For while Brown has been very cagey about what he does or does not support as a matter of public policy – other than, of course, his belief that Obamacare is very, very bad – he has left a few clues along the trail. Mainly in what he did or didn’t do when he briefly served in the office for which he is now running.
And in 2011, Scott Brown, then the junior senator from Massachusetts, most emphatically did not support the EPA. As a matter of fact, Brown (who loves to portray himself as an “independent” and “bipartisan” politician) voted in lockstep with other Senate Republicans to essentially gut key responsibilities of the EPA.
He and his cohorts voted to strip the EPA of its authority to regulate any – any – greenhouse gases. And for good measure to bar any improvements in auto fuel efficiency standards after 2016. The GOP votes were characterized at the time as “gifts to the oil and gas interests.”
Why did he vote that way? Who knows? If you see Brown out there on the campaign trail, you could try asking him.
That ill-conceived measure didn’t pass, but it offers a clue as to GOP lawmakers’ opinions about regulatory agencies and their commitment to protecting the health and safety of Americans.
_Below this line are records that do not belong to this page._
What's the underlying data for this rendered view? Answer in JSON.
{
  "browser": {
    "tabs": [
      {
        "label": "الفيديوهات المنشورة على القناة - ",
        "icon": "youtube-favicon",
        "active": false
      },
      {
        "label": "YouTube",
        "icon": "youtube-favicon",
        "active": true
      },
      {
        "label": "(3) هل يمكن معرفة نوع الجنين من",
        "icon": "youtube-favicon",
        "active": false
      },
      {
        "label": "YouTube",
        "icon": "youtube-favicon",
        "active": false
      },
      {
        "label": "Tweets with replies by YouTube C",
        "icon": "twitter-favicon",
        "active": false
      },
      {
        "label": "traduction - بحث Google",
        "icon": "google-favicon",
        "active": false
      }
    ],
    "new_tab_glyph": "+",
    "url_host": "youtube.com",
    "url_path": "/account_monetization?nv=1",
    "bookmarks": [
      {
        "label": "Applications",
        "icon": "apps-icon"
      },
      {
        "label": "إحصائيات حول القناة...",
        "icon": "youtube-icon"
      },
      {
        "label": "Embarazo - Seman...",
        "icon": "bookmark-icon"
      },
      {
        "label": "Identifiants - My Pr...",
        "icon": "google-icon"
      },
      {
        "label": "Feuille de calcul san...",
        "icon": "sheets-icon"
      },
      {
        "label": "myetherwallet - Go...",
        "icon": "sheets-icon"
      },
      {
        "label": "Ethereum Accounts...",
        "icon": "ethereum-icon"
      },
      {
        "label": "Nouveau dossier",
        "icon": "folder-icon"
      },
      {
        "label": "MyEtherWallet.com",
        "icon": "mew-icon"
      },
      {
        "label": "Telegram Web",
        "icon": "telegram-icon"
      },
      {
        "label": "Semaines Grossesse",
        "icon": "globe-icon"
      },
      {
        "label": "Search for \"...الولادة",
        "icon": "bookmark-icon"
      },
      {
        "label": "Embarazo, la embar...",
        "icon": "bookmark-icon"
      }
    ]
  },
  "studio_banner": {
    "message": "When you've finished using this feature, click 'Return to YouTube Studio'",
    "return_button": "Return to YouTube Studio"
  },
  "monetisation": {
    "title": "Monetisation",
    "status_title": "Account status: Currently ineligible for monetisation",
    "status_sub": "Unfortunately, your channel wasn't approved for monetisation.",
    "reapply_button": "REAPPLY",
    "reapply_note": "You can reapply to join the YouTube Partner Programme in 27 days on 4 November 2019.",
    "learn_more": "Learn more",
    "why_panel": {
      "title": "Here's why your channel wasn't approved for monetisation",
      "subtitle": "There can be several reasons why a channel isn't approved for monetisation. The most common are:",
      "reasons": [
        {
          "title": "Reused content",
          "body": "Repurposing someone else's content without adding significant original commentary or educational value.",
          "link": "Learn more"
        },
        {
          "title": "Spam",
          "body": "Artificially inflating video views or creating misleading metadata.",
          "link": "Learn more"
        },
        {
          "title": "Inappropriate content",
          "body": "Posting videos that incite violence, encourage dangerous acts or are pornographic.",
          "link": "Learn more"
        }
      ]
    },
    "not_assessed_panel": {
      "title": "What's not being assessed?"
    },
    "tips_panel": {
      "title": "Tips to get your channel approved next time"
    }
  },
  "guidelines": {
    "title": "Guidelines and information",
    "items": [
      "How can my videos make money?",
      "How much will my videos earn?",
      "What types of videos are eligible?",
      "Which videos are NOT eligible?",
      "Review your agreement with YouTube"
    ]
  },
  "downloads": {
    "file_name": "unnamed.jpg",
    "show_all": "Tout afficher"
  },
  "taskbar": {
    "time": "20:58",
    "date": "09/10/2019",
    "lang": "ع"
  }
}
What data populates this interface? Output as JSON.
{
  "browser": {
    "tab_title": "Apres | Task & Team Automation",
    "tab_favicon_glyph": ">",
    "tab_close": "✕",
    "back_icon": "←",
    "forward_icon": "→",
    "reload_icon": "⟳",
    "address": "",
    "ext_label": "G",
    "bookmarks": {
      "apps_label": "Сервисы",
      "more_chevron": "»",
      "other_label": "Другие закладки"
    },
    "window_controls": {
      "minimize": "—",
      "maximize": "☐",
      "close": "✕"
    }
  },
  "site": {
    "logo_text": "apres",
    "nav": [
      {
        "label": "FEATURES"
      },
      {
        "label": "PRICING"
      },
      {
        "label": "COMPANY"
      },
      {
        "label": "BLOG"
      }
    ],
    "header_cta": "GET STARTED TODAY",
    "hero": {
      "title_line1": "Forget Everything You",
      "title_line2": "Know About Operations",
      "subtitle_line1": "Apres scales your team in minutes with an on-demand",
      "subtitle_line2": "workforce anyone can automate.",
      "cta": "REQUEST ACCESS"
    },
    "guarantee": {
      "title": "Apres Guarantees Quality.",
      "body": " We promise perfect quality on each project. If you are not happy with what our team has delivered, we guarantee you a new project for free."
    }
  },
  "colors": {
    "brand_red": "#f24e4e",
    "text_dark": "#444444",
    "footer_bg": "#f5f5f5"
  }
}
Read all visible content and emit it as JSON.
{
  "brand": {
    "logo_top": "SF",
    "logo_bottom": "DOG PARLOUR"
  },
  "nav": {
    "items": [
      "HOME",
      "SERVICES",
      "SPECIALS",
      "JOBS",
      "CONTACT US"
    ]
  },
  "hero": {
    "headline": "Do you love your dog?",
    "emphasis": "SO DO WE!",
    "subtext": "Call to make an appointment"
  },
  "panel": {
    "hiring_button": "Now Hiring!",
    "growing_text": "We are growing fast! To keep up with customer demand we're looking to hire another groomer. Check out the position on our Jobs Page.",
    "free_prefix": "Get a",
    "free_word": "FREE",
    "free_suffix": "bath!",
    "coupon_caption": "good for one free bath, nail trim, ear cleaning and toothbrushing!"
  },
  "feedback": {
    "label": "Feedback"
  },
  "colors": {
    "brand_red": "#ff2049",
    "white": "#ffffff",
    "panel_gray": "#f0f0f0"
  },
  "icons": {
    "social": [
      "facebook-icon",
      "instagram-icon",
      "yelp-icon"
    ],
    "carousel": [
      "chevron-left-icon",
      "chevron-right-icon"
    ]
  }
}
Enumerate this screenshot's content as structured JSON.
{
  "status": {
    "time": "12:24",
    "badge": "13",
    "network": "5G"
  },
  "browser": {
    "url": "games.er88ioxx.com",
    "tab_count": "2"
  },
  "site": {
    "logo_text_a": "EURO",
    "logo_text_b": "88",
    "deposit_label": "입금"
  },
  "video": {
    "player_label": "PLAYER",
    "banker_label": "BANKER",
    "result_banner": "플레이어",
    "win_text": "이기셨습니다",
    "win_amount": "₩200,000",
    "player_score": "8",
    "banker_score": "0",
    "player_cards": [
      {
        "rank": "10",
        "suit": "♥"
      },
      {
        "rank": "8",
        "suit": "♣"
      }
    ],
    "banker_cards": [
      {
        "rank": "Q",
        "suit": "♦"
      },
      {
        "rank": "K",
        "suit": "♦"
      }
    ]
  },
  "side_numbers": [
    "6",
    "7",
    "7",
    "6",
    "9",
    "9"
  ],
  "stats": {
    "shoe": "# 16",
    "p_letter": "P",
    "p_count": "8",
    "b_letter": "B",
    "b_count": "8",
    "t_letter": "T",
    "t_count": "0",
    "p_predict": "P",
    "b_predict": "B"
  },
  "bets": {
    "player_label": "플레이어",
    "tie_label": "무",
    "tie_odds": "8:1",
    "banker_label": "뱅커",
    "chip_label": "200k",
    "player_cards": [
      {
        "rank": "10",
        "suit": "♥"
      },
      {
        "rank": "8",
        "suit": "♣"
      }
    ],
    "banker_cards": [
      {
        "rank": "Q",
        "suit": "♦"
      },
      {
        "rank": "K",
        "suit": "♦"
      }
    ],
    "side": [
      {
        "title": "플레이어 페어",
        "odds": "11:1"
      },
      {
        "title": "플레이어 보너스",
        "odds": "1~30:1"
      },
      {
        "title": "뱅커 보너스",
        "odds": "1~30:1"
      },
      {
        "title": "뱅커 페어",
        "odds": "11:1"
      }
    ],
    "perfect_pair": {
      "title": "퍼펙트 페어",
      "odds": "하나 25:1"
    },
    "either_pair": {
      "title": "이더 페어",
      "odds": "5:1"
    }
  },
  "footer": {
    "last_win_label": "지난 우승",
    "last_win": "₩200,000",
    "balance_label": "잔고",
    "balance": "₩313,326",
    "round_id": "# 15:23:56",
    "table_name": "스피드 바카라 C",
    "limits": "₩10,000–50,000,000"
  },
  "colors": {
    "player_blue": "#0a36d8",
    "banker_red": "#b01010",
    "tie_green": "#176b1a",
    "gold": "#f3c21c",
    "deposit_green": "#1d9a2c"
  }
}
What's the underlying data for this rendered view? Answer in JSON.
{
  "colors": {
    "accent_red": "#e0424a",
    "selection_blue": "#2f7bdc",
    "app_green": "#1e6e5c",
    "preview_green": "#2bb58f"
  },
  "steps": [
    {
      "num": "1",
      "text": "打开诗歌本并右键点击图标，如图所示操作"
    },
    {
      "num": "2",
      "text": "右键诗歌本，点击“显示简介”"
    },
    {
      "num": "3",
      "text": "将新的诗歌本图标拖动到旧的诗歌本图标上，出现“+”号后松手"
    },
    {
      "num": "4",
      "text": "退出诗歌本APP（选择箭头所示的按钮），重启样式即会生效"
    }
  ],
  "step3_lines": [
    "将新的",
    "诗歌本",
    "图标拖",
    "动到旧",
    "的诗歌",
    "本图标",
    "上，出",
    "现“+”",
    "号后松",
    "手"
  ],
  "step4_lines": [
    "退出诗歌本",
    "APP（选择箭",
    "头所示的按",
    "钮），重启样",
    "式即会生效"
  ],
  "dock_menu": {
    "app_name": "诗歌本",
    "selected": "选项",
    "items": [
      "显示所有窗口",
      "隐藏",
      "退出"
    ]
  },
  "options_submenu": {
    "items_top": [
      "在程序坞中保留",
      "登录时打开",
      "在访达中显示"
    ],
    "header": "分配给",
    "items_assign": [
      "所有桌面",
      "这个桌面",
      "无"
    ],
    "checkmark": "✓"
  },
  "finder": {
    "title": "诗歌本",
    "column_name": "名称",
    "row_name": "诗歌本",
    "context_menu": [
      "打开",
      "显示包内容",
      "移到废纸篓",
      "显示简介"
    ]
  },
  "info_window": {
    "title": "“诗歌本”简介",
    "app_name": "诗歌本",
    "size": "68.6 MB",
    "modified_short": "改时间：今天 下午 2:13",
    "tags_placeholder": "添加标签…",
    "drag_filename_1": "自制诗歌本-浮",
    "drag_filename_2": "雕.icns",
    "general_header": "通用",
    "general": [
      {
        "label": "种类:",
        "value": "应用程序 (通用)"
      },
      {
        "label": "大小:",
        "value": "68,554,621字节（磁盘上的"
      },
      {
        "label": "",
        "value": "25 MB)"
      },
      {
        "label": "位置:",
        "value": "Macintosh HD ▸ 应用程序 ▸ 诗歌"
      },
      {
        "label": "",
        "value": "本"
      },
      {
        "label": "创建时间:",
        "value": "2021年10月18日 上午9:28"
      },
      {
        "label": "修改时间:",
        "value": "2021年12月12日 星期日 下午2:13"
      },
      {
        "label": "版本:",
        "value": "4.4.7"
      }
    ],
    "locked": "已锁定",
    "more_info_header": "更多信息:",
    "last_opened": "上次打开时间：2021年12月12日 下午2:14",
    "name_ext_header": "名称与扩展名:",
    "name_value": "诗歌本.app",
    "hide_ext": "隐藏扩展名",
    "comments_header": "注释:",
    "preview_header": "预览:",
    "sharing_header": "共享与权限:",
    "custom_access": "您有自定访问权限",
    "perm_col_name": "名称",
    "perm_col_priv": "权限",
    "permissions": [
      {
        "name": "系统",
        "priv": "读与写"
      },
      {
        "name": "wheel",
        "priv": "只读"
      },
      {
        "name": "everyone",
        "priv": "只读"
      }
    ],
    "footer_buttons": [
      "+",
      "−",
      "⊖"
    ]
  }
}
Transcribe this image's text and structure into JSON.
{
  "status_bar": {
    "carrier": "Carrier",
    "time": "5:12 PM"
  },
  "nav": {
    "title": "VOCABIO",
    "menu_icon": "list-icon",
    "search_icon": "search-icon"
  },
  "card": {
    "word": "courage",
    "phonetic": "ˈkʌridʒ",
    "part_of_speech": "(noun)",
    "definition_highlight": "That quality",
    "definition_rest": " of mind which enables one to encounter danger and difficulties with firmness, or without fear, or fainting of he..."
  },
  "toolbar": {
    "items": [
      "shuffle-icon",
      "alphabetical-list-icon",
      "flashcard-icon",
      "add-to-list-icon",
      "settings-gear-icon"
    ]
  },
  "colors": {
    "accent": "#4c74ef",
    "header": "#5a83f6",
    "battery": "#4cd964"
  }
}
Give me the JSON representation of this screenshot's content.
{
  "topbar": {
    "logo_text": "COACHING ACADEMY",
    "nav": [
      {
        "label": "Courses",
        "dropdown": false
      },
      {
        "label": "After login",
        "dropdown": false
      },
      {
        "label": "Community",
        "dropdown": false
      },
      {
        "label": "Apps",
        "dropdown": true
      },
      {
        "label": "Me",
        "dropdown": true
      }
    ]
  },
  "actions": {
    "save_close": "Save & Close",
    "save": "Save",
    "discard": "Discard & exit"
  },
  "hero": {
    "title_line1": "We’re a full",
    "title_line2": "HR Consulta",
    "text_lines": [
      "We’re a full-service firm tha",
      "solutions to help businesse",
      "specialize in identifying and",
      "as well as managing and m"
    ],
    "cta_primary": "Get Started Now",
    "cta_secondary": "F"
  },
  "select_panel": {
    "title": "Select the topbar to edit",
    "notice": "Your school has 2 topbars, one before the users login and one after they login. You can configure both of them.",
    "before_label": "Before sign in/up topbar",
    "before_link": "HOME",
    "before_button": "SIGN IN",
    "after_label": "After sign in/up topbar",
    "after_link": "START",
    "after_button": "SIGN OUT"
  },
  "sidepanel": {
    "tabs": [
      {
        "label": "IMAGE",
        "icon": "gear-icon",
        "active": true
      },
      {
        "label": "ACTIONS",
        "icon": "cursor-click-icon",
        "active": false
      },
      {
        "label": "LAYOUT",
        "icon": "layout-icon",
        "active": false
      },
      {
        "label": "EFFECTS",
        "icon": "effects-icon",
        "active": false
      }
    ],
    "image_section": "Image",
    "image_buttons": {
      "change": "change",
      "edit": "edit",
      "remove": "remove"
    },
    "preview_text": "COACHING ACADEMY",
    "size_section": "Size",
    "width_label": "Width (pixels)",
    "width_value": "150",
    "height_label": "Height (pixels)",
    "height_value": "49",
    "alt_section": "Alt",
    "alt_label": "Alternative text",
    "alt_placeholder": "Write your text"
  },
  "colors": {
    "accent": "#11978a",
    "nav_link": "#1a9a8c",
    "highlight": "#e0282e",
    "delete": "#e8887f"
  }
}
There’s a whole alphabet soup of such agencies, too: EPA, FDA, OSHA, CPSC, NLRB, NLRB, FTC, FAA, SEC, FDIC, NRC, the Departments of Justice and Labor and the new Consumer Financial Protection Bureau (which Republicans have tried mightily to strangle in its cradle and which coincidentally this week announced a major recovery of consumers’ money from Bank of America for illegal credit card practices).
Look them up, if you’re not sure what they do.
And while you’re looking, bear in mind a few of the messes weakened regulations have brought to us lately. Poisoned drinking water for 300,000 people in West Virginia. A coal ash spill in North Carolina that’s threatening the Dan River, a vital waterway flowing through several states. And a number of catastrophic spills of heavy crude oil from poorly maintained pipelines in rural America.
Now go out and find a candidate (or several) for senator from New Hampshire. And ask him or her about the future of regulatory agencies in 21st-century America. A 21st-century America that doubtlessly harbors more than a few other Kerr-McGees.
And when that candidate tries to distract you with an “Obamacare is bad” mantra – or tries to tell you that in our enlightened age there are no more Kerr-McGees to worry about – just walk away.
(Monitor columnist Katy Burns lives in Bow.)